Bonamici Holds Discussion About Empty Promise of Public Service Loan Forgiveness Program
PORTLAND, OR [09/13/2019] – Today Congresswoman Suzanne Bonamici (OR-01) convened a group of Oregonians to learn more about the challenges they have encountered with the Public Service Loan Forgiveness Program, which promises to forgive the balance of student loans after borrowers complete 10 years of qualified public service and make 120 qualifying loan payments.
In recent weeks, Bonamici has been circulating a survey about student loan debt. The survey has drawn more than 600 responses so far, with many of the participants mentioning serious concerns about the Public Service Loan Forgiveness (PSLF) program. PSLF was intended to incentivize graduates with student loan debt to pursue careers in public service. Some of those who responded to the survey joined today’s roundtable.
Problems with PSLF and the Temporary Expanded Public Service Loan Forgiveness (TEPSLF) program, a fix Congress intended to provide relief to qualified borrowers who have struggled with the PSLF, have resulted in only about 1 percent of applicants qualifying for forgiveness. Participants in today’s roundtable included teachers, psychologists, public interest lawyers, community organizers, and academic administrators.
“We need people who dedicate their careers to public service – including teachers, health care workers, and non-profit leaders -- for our communities to thrive,” said Congresswoman Suzanne Bonamici. “People across Oregon and our country took jobs in public service and planned their lives around the Public Service Loan Forgiveness program, only to discover it was an empty promise. I am grateful for those who had the courage to share their experiences with this program. They and many other borrowers have upheld their end of the bargain, and I will do all I can to make sure the Department of Education does the same."
“I made 120 months of qualifying payments into the Public Service Loan Forgiveness Program, but I had to fight tooth and nail to get the Department of Education to forgive my debt,” said Kristy Fouts, a fifth-grade teacher in Beaverton. “Two months of payments didn’t count because the amount of my automatic withdrawal was a few cents off through no fault of my own. The Department has the capability to fix these problems, but they don’t do it until you start complaining. I had to seek help from outside agencies, including Congresswoman Bonamici’s office and the ombudsman at the Department of Education, before I was finally successful.” Only 1.1 percent of the 76,000 people who applied to have their loans forgiven have been successful.

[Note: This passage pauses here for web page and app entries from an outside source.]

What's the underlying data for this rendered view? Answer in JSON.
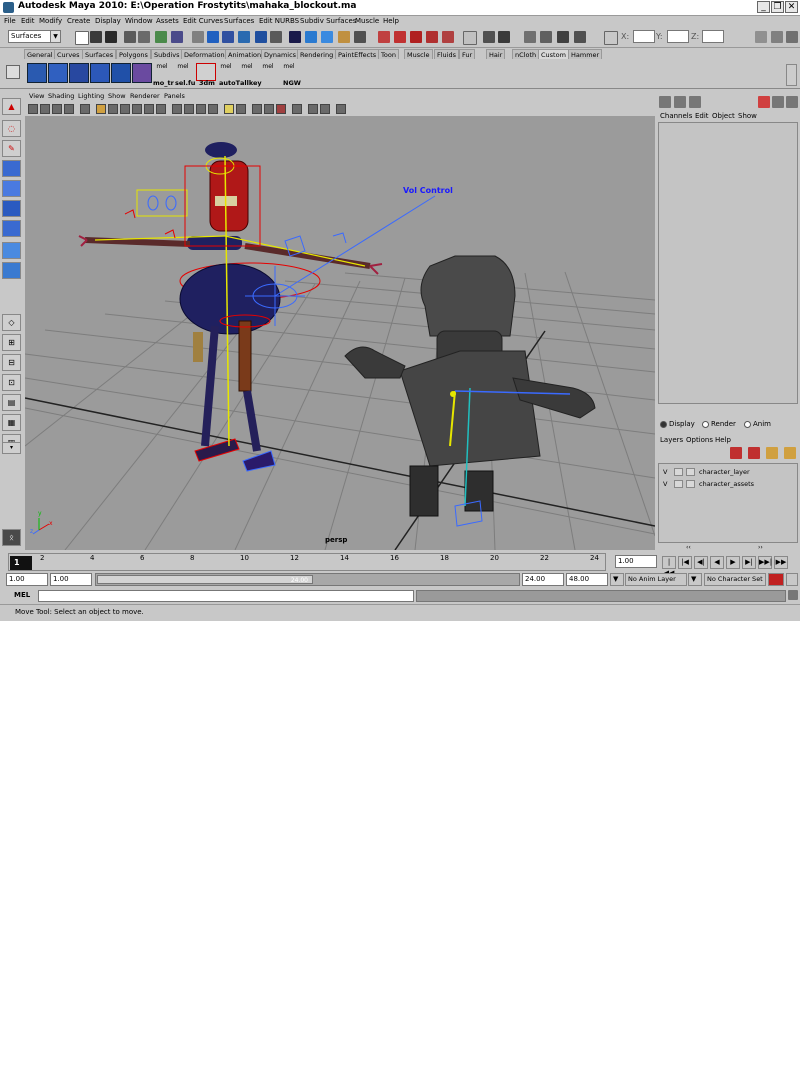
{
  "window": {
    "title": "Autodesk Maya 2010: E:\\Operation Frostytits\\mahaka_blockout.ma",
    "minimize": "_",
    "maximize": "❐",
    "close": "✕"
  },
  "menubar": [
    "File",
    "Edit",
    "Modify",
    "Create",
    "Display",
    "Window",
    "Assets",
    "Edit Curves",
    "Surfaces",
    "Edit NURBS",
    "Subdiv Surfaces",
    "Muscle",
    "Help"
  ],
  "status_line": {
    "menu_set": "Surfaces",
    "x_label": "X:",
    "y_label": "Y:",
    "z_label": "Z:",
    "x_value": "",
    "y_value": "",
    "z_value": ""
  },
  "shelf_tabs": [
    "General",
    "Curves",
    "Surfaces",
    "Polygons",
    "Subdivs",
    "Deformation",
    "Animation",
    "Dynamics",
    "Rendering",
    "PaintEffects",
    "Toon",
    "Muscle",
    "Fluids",
    "Fur",
    "Hair",
    "nCloth",
    "Custom",
    "Hammer"
  ],
  "shelf_tab_active": "Custom",
  "shelf_labels": [
    "mo_tr",
    "sel.fu",
    "3dm",
    "autoT",
    "allkey",
    "NGW"
  ],
  "shelf_mel": [
    "mel",
    "mel",
    "mel",
    "mel",
    "mel",
    "mel"
  ],
  "viewport_menu": [
    "View",
    "Shading",
    "Lighting",
    "Show",
    "Renderer",
    "Panels"
  ],
  "viewport": {
    "camera_label": "persp",
    "annotation": "Vol Control",
    "axis_x": "x",
    "axis_y": "y",
    "axis_z": "z",
    "background": "#9b9b9b"
  },
  "right_panel": {
    "menu": [
      "Channels",
      "Edit",
      "Object",
      "Show"
    ],
    "tabs": [
      "Display",
      "Render",
      "Anim"
    ],
    "tab_selected": "Display",
    "layer_menu": [
      "Layers",
      "Options",
      "Help"
    ],
    "layers": [
      {
        "visible": "V",
        "name": "character_layer"
      },
      {
        "visible": "V",
        "name": "character_assets"
      }
    ],
    "scroll_left": "‹‹",
    "scroll_right": "››"
  },
  "time_slider": {
    "current_frame": "1",
    "ticks": [
      "2",
      "4",
      "6",
      "8",
      "10",
      "12",
      "14",
      "16",
      "18",
      "20",
      "22",
      "24"
    ],
    "current_time": "1.00",
    "playback_buttons": [
      "|◀◀",
      "|◀",
      "◀|",
      "◀",
      "▶",
      "▶|",
      "▶▶|",
      "▶▶"
    ]
  },
  "range_slider": {
    "start_time": "1.00",
    "playback_start": "1.00",
    "handle_label": "24.00",
    "playback_end": "24.00",
    "end_time": "48.00",
    "anim_layer": "No Anim Layer",
    "character_set": "No Character Set"
  },
  "command_line": {
    "label": "MEL",
    "input": ""
  },
  "help_line": "Move Tool: Select an object to move.",
  "colors": {
    "ui_bg": "#c8c8c8",
    "viewport_bg": "#9b9b9b",
    "annotation": "#1a1aff",
    "joint_yellow": "#e6e600",
    "control_red": "#e60000"
  }
}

“People enter public service because they’re passionate about their work,” said Holly Pennock, a paralegal from St. Helens. “At the Oregon Law Center we are able to hire some of the best and brightest law school graduates to serve our community because of the promise that their loans could be forgiven. I’m also sixty-one years old and struggling to participate in the Public Service Loan Forgiveness Program. Despite a long, successful career, I’m fearful that I will never be able to retire.”
“I’ve been engaged for three years and can’t get married because then my partner’s income would be counted toward my income-driven repayment program,” said Blair Denniberg, an executive assistant from Portland. “I consolidated my loans because the Department of Education told me I couldn’t qualify for the program until I did—but then I lost four years of payments. It’s extremely frustrating to feel like my partner’s and my happiness is on hold because of student loan debt.”
Bonamici plans to share some of the stories she heard during today’s roundtable at an oversight hearing on PSLF and TEPSLF, which the House Education and Labor Committee scheduled for Sept. 19.
She is also continuing her work on the bipartisan SIMPLE Act, which will reduce student loan defaults by connecting struggling borrowers with income-driven repayment plans so they can repay their student loan debt based on financial ability.